The data
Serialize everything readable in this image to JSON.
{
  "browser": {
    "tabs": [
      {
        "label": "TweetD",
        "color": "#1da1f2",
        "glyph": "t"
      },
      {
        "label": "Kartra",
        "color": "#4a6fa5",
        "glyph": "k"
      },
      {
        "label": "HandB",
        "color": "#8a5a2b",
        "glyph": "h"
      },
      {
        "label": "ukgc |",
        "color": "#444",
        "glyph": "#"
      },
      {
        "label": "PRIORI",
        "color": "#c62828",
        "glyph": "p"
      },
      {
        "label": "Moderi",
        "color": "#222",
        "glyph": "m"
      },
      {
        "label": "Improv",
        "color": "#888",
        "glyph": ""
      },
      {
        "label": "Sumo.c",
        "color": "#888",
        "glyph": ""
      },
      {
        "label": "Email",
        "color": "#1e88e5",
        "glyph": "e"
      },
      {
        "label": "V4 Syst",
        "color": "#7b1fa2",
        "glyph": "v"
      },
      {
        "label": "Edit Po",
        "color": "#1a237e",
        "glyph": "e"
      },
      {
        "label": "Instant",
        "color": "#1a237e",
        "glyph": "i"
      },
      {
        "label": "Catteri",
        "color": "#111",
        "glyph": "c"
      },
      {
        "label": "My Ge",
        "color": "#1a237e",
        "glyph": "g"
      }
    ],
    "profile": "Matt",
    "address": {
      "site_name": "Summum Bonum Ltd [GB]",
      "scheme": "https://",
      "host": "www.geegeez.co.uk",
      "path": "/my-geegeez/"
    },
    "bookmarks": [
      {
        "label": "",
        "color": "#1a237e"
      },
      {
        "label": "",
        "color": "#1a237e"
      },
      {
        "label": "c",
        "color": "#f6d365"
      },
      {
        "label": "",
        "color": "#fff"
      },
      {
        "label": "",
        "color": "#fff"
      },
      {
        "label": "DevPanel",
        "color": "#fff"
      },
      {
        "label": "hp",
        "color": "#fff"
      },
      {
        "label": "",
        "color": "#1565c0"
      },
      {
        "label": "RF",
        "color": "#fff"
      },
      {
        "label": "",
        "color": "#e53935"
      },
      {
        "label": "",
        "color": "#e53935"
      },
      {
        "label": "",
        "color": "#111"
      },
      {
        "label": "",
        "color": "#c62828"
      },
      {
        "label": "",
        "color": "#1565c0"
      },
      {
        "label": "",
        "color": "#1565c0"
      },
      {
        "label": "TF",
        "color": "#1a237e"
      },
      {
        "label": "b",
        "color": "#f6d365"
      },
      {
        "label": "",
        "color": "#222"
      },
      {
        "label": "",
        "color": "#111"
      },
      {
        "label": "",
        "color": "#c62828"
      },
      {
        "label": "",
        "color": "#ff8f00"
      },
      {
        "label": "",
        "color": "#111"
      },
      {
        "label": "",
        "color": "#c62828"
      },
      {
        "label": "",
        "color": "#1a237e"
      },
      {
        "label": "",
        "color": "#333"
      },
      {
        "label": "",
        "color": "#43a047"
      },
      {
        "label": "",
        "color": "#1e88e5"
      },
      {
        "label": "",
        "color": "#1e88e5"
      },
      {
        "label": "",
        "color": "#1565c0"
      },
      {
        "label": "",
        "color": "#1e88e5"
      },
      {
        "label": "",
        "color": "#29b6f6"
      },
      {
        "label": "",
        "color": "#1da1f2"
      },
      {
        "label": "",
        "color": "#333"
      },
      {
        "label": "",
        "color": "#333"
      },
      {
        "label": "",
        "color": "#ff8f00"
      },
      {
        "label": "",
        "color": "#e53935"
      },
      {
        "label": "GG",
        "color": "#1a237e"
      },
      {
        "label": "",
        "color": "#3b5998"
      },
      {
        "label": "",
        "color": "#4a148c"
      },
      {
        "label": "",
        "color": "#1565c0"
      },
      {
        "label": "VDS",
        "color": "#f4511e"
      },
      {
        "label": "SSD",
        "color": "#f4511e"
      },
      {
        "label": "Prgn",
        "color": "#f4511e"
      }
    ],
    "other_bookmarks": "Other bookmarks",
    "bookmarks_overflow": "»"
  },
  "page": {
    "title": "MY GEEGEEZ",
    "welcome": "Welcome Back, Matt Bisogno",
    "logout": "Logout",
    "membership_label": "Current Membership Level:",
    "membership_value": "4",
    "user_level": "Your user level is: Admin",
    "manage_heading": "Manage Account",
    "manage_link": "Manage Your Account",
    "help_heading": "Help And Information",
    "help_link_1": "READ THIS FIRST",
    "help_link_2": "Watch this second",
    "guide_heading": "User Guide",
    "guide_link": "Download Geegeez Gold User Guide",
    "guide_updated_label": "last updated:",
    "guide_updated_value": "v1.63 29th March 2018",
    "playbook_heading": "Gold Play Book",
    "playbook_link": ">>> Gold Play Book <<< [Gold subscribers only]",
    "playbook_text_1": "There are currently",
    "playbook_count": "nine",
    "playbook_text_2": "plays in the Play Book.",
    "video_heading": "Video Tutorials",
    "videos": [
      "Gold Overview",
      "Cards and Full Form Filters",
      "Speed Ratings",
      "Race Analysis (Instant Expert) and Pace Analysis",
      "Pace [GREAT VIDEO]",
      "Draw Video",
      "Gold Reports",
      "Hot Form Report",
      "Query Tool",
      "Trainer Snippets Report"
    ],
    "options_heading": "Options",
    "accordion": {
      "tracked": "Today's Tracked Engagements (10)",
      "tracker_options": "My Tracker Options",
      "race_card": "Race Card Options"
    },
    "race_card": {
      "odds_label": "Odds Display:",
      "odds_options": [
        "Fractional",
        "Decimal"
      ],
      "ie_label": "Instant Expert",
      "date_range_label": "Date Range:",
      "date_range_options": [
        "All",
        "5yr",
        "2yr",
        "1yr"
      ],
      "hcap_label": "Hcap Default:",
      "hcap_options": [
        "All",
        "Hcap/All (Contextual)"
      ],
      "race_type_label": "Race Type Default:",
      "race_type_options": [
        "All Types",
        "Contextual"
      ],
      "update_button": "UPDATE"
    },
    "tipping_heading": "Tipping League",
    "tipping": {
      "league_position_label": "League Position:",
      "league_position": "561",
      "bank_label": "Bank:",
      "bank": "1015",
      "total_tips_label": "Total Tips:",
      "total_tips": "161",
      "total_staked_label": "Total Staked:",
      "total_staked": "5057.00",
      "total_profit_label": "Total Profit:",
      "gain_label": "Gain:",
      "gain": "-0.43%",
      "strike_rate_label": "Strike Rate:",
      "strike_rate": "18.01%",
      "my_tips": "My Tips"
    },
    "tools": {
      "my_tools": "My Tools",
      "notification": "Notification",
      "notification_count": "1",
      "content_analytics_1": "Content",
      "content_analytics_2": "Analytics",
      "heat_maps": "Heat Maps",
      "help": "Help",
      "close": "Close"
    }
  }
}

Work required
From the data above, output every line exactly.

Answer box
Serialize everything readable in this image to JSON.
{
  "browser": {
    "tabs": [
      {
        "label": "TweetD",
        "color": "#1da1f2",
        "glyph": "t"
      },
      {
        "label": "Kartra",
        "color": "#4a6fa5",
        "glyph": "k"
      },
      {
        "label": "HandB",
        "color": "#8a5a2b",
        "glyph": "h"
      },
      {
        "label": "ukgc |",
        "color": "#444",
        "glyph": "#"
      },
      {
        "label": "PRIORI",
        "color": "#c62828",
        "glyph": "p"
      },
      {
        "label": "Moderi",
        "color": "#222",
        "glyph": "m"
      },
      {
        "label": "Improv",
        "color": "#888",
        "glyph": ""
      },
      {
        "label": "Sumo.c",
        "color": "#888",
        "glyph": ""
      },
      {
        "label": "Email",
        "color": "#1e88e5",
        "glyph": "e"
      },
      {
        "label": "V4 Syst",
        "color": "#7b1fa2",
        "glyph": "v"
      },
      {
        "label": "Edit Po",
        "color": "#1a237e",
        "glyph": "e"
      },
      {
        "label": "Instant",
        "color": "#1a237e",
        "glyph": "i"
      },
      {
        "label": "Catteri",
        "color": "#111",
        "glyph": "c"
      },
      {
        "label": "My Ge",
        "color": "#1a237e",
        "glyph": "g"
      }
    ],
    "profile": "Matt",
    "address": {
      "site_name": "Summum Bonum Ltd [GB]",
      "scheme": "https://",
      "host": "www.geegeez.co.uk",
      "path": "/my-geegeez/"
    },
    "bookmarks": [
      {
        "label": "",
        "color": "#1a237e"
      },
      {
        "label": "",
        "color": "#1a237e"
      },
      {
        "label": "c",
        "color": "#f6d365"
      },
      {
        "label": "",
        "color": "#fff"
      },
      {
        "label": "",
        "color": "#fff"
      },
      {
        "label": "DevPanel",
        "color": "#fff"
      },
      {
        "label": "hp",
        "color": "#fff"
      },
      {
        "label": "",
        "color": "#1565c0"
      },
      {
        "label": "RF",
        "color": "#fff"
      },
      {
        "label": "",
        "color": "#e53935"
      },
      {
        "label": "",
        "color": "#e53935"
      },
      {
        "label": "",
        "color": "#111"
      },
      {
        "label": "",
        "color": "#c62828"
      },
      {
        "label": "",
        "color": "#1565c0"
      },
      {
        "label": "",
        "color": "#1565c0"
      },
      {
        "label": "TF",
        "color": "#1a237e"
      },
      {
        "label": "b",
        "color": "#f6d365"
      },
      {
        "label": "",
        "color": "#222"
      },
      {
        "label": "",
        "color": "#111"
      },
      {
        "label": "",
        "color": "#c62828"
      },
      {
        "label": "",
        "color": "#ff8f00"
      },
      {
        "label": "",
        "color": "#111"
      },
      {
        "label": "",
        "color": "#c62828"
      },
      {
        "label": "",
        "color": "#1a237e"
      },
      {
        "label": "",
        "color": "#333"
      },
      {
        "label": "",
        "color": "#43a047"
      },
      {
        "label": "",
        "color": "#1e88e5"
      },
      {
        "label": "",
        "color": "#1e88e5"
      },
      {
        "label": "",
        "color": "#1565c0"
      },
      {
        "label": "",
        "color": "#1e88e5"
      },
      {
        "label": "",
        "color": "#29b6f6"
      },
      {
        "label": "",
        "color": "#1da1f2"
      },
      {
        "label": "",
        "color": "#333"
      },
      {
        "label": "",
        "color": "#333"
      },
      {
        "label": "",
        "color": "#ff8f00"
      },
      {
        "label": "",
        "color": "#e53935"
      },
      {
        "label": "GG",
        "color": "#1a237e"
      },
      {
        "label": "",
        "color": "#3b5998"
      },
      {
        "label": "",
        "color": "#4a148c"
      },
      {
        "label": "",
        "color": "#1565c0"
      },
      {
        "label": "VDS",
        "color": "#f4511e"
      },
      {
        "label": "SSD",
        "color": "#f4511e"
      },
      {
        "label": "Prgn",
        "color": "#f4511e"
      }
    ],
    "other_bookmarks": "Other bookmarks",
    "bookmarks_overflow": "»"
  },
  "page": {
    "title": "MY GEEGEEZ",
    "welcome": "Welcome Back, Matt Bisogno",
    "logout": "Logout",
    "membership_label": "Current Membership Level:",
    "membership_value": "4",
    "user_level": "Your user level is: Admin",
    "manage_heading": "Manage Account",
    "manage_link": "Manage Your Account",
    "help_heading": "Help And Information",
    "help_link_1": "READ THIS FIRST",
    "help_link_2": "Watch this second",
    "guide_heading": "User Guide",
    "guide_link": "Download Geegeez Gold User Guide",
    "guide_updated_label": "last updated:",
    "guide_updated_value": "v1.63 29th March 2018",
    "playbook_heading": "Gold Play Book",
    "playbook_link": ">>> Gold Play Book <<< [Gold subscribers only]",
    "playbook_text_1": "There are currently",
    "playbook_count": "nine",
    "playbook_text_2": "plays in the Play Book.",
    "video_heading": "Video Tutorials",
    "videos": [
      "Gold Overview",
      "Cards and Full Form Filters",
      "Speed Ratings",
      "Race Analysis (Instant Expert) and Pace Analysis",
      "Pace [GREAT VIDEO]",
      "Draw Video",
      "Gold Reports",
      "Hot Form Report",
      "Query Tool",
      "Trainer Snippets Report"
    ],
    "options_heading": "Options",
    "accordion": {
      "tracked": "Today's Tracked Engagements (10)",
      "tracker_options": "My Tracker Options",
      "race_card": "Race Card Options"
    },
    "race_card": {
      "odds_label": "Odds Display:",
      "odds_options": [
        "Fractional",
        "Decimal"
      ],
      "ie_label": "Instant Expert",
      "date_range_label": "Date Range:",
      "date_range_options": [
        "All",
        "5yr",
        "2yr",
        "1yr"
      ],
      "hcap_label": "Hcap Default:",
      "hcap_options": [
        "All",
        "Hcap/All (Contextual)"
      ],
      "race_type_label": "Race Type Default:",
      "race_type_options": [
        "All Types",
        "Contextual"
      ],
      "update_button": "UPDATE"
    },
    "tipping_heading": "Tipping League",
    "tipping": {
      "league_position_label": "League Position:",
      "league_position": "561",
      "bank_label": "Bank:",
      "bank": "1015",
      "total_tips_label": "Total Tips:",
      "total_tips": "161",
      "total_staked_label": "Total Staked:",
      "total_staked": "5057.00",
      "total_profit_label": "Total Profit:",
      "gain_label": "Gain:",
      "gain": "-0.43%",
      "strike_rate_label": "Strike Rate:",
      "strike_rate": "18.01%",
      "my_tips": "My Tips"
    },
    "tools": {
      "my_tools": "My Tools",
      "notification": "Notification",
      "notification_count": "1",
      "content_analytics_1": "Content",
      "content_analytics_2": "Analytics",
      "heat_maps": "Heat Maps",
      "help": "Help",
      "close": "Close"
    }
  }
}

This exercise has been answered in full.